But how deep does this personal connection to our avatars – the idea that I am her and she is me – really go? I can’t help but disagree with the notion that anyone actually believes they are playing from a completely first person perspective, nor, conversely, that gaming is strictly a matter of third person observing. It has to be something in between. We are the puppeteers, but at the same time our puppets are much more than simple objects and their strings attached to much more than our fingers. For me, having a female ambassador represent me in a fantasy world just pulls the right strings, ones that I’m never able to pull in real life. They are a solution to my identity crisis, and though many see videogames as mere escapism, it is in that fiction that I look for a clearer picture of myself.

Behind that reasoning I think that yes, it’s partly a desire to be emasculated. I say this as a fairly boring hetereosexual male who uses the term ‘bro’ far too liberally for his age, but also as a guy who’s dealt with his share of social anxiety and pressure. As an introvert, I often try to blend in with the crowd, however uncomfortable or unnatural that may feel. I’m open with a small circle of friends, but outside of that I’ll try to misdirect attention to myself. To go against the grain of society’s expectation is the hook that gaming offers for me. Entering a world as a woman, escaping your own sex and the roles assigned to it and then overcoming them all at the same time is something I find fascinating. Especially in an industry that continues to churn out clones of the same male heroes, as if every man likens himself to that outdated ideal.

TombRaiderInstead I look to my Blood Elf paladin and see power hidden behind beauty, strength in the form of grace, a petite woman, but one adorned in plate armor and carrying as many hit points as any man. She is compelling. A sort of underdog complex brings me to half-agree with the controversial comments of Ron Rosenburg, executive producer of the upcoming Tomb Raider game. He admitted that when a female character (in this case, the new Lara Croft) faces adversity, “you start to root for her in a way that you might not root for a male character”. I can relate to that. But what had people riled up and me shaking my head was his earlier labeling of the player as Lara’s “helper”. The implication that I’m a guardian of virtual women, it’s never how I interpreted that relationship. Far from it, it’s their own courage that I find inspiring.

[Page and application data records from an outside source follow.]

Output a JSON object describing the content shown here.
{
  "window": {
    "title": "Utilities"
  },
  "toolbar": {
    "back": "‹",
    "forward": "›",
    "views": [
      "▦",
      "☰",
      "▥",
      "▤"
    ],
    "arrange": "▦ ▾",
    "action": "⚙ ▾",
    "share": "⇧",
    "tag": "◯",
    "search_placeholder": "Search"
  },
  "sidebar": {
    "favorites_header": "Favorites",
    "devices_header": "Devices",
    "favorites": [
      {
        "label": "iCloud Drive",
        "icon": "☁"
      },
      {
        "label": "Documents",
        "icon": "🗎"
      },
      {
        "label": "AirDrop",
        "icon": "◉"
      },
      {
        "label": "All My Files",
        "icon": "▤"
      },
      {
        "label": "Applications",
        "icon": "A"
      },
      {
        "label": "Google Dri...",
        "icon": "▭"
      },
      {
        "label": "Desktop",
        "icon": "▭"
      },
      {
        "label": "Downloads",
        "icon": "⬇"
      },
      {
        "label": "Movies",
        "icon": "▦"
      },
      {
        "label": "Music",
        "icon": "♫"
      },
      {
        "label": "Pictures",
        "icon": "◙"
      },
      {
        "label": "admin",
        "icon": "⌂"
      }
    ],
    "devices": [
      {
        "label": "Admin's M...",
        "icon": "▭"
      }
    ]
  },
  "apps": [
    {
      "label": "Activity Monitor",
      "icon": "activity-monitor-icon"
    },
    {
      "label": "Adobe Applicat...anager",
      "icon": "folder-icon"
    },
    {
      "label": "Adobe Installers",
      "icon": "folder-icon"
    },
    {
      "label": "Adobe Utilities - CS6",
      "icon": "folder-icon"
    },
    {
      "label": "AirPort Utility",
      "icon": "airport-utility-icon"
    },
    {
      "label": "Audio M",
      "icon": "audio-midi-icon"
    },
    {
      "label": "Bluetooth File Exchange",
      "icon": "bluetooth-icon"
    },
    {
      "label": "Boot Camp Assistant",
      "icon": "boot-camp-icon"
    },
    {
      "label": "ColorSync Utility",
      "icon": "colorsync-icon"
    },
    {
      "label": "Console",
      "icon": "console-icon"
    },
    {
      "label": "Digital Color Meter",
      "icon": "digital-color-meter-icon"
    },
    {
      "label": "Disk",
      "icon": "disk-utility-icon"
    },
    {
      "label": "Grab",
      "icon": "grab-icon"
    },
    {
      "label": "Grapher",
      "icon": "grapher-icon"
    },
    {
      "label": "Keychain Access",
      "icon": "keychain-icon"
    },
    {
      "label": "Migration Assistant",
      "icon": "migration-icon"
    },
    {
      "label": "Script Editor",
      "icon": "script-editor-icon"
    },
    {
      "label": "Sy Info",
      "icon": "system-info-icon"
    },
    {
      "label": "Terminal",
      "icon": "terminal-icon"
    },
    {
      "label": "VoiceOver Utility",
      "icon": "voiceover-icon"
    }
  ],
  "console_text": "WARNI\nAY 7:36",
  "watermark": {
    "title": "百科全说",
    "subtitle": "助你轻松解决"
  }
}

And so when people question why I play as a girl, I think the real source of embarrassment comes from just how personal the answer is for me. All of the characters I’ve created and brought to life, all the heroes and heroines, tragic and dashing, all these avatars, at one time or another, existed as extensions of myself, and in them my aspirations, insecurities and curiosities. Why a girl? Well, then why a boy? Why a dwarf? Why an ogre? It’s like asking “What makes you, you?” I make these choices to express the sides of me that aren’t. Right now, after all this talk of gender, that might well be heavy lifting and a cold beer. But soon enough, it might be worrying about my makeup and styling.

Zachary Brictson is a Computer Science graduate from Northern Illinois University who chooses to write about games rather than code them, contributing to physical publications like The Printed Blog, sites such as Playstation Universe, and his own blog, Up Magic.